- **GOAL OF THE EXERCISE**:
All lines that hold the string "part" should be copied. Find them in the listing below.

- **DATASET EXTRACT**:
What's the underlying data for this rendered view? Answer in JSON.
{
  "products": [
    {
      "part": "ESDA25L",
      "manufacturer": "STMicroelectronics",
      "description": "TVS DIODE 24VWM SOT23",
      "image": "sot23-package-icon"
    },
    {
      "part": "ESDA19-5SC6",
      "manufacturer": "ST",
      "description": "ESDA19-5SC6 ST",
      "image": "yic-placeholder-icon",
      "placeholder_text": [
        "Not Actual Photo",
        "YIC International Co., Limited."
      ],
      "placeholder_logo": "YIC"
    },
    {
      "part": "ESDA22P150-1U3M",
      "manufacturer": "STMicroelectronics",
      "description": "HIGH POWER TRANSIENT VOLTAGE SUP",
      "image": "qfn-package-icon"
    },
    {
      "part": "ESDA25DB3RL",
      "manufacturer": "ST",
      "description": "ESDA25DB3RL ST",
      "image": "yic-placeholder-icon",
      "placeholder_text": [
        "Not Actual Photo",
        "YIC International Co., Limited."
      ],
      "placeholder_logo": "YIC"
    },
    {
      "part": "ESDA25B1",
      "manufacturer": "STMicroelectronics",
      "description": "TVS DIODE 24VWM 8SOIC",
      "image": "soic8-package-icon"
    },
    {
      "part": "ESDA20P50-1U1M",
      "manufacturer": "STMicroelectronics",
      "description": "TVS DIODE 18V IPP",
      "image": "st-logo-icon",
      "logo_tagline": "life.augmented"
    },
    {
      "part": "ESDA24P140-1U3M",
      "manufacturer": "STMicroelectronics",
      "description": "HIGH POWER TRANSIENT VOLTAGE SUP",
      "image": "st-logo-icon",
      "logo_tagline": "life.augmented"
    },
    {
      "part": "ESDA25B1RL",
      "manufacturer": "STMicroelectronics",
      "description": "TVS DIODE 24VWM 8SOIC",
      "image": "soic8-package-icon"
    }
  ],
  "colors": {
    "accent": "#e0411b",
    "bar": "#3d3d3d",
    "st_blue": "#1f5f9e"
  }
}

- **TASK RESULT**:
      "part": "ESDA25L",
      "part": "ESDA19-5SC6",
      "part": "ESDA22P150-1U3M",
      "part": "ESDA25DB3RL",
      "part": "ESDA25B1",
      "part": "ESDA20P50-1U1M",
      "part": "ESDA24P140-1U3M",
      "part": "ESDA25B1RL",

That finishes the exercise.